Table I, giving the F2 ratios indicates that Ru and F are independently inherited. In cross III of the table, the observed numbers give a very close approximation to a typical 9:3:3:1 ratio. In the other crosses the discrepancies have already been discussed.

TABLE I-Segregation of Ruby=gray, Specked=Non Specked in F2

The most interesting aspect of the Ruby character is its more or less dominant expression in the immature Ru ru seeds and its practically recessive condition in the mature Ru ru seeds.
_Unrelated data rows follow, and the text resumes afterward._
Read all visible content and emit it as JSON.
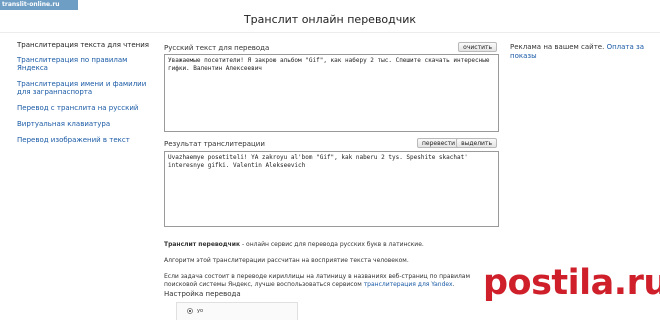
{
  "logo": "translit-online.ru",
  "page_title": "Транслит онлайн переводчик",
  "sidebar": {
    "heading": "Транслитерация текста для чтения",
    "items": [
      "Транслитерация по правилам Яндекса",
      "Транслитерация имени и фамилии для загранпаспорта",
      "Перевод с транслита на русский",
      "Виртуальная клавиатура",
      "Перевод изображений в текст"
    ]
  },
  "input": {
    "label": "Русский текст для перевода",
    "clear_label": "очистить",
    "text": "Уважаемые посетители! Я закрою альбом \"Gif\", как наберу 2 тыс. Спешите скачать интересные гифки. Валентин Алексеевич"
  },
  "output": {
    "label": "Результат транслитерации",
    "translate_label": "перевести",
    "select_label": "выделить",
    "text": "Uvazhaemye posetiteli! YA zakroyu al'bom \"Gif\", kak naberu 2 tys. Speshite skachat' interesnye gifki. Valentin Alekseevich"
  },
  "info": {
    "p1_bold": "Транслит переводчик",
    "p1_rest": " - онлайн сервис для перевода русских букв в латинские.",
    "p2": "Алгоритм этой транслитерации рассчитан на восприятие текста человеком.",
    "p3_pre": "Если задача состоит в переводе кириллицы на латиницу в названиях веб-страниц по правилам поисковой системы Яндекс, лучше воспользоваться сервисом ",
    "p3_link": "транслитерация для Yandex",
    "p3_post": "."
  },
  "settings": {
    "title": "Настройка перевода",
    "option": "yo"
  },
  "ads": {
    "text": "Реклама на вашем сайте. ",
    "link": "Оплата за показы"
  },
  "watermark": "postila.ru"
}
The expression of Gc (Gray seed coat color) in the mature seeds of the combination Ru ru is probably epistatic, since only at maturity does Gc express itself.

Summary
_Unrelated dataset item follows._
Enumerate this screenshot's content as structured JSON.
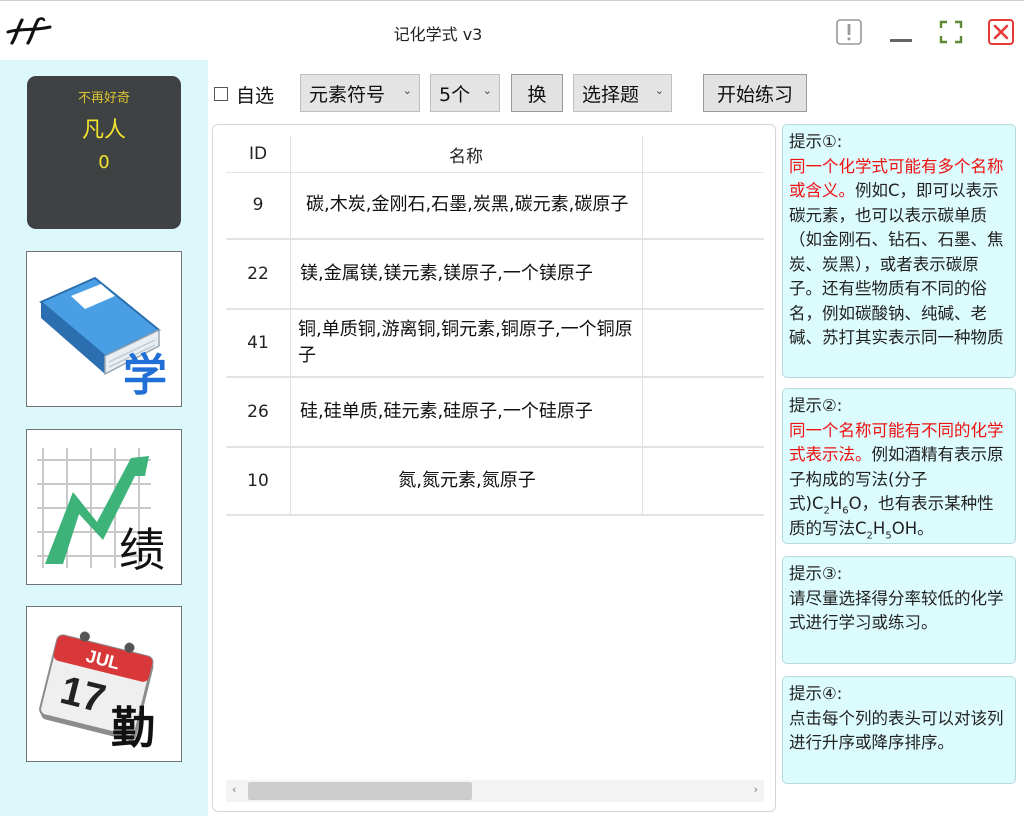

Ruby, a seed coat color of Pisum, appears to be independent in inheritance from specking (F).

Ruby is tentatively designated Ru, its allelomorph ru.

Ru is dominant in the F1 during the immature stages of seed development, but segregates as a "recessive" in the mature seed coats of the F2.

The ruby seed coat color, being visible in the immature seed coats, and masked by the later appearance of the gray character, gives the appearance of a reversal of dominance. The masking of Ruby in mature Ru ru seeds by Gc may possibly be interpreted as epistasis on the part of Gc.

Literature Cited

  1. SVERDRUP, ASLAUG. 1927. Linkage and independent inheritance in Pisum sativum. Journ. of Gen. 17:191-251.
  2. TSCHERMAK, E. VON. 1912. Bastardierungsversuche an Levkojen, Erbsen und Bohnen mit Rücksicht auf die Faktorenlehre, Zeitschr. f. indukt. Abstamm. und Vererbungslehre 7:80-234.
  3. WELLENSIEK, S. J. 1925. Genetic Monograph on Pisum. Bibliogr. Genetica 2:343-476.
  4. WELLENSIEK, S. J. 1928. Pisum Crosses III. Genetica 11:225-256.
  5. WHITE, O. E. 1917. Studies of Inheritance in Pisum. II. The Present State of Knowledge of Heredity and Variation in Peas. Proceed. Amer. Phil. Soc. 56:487-588.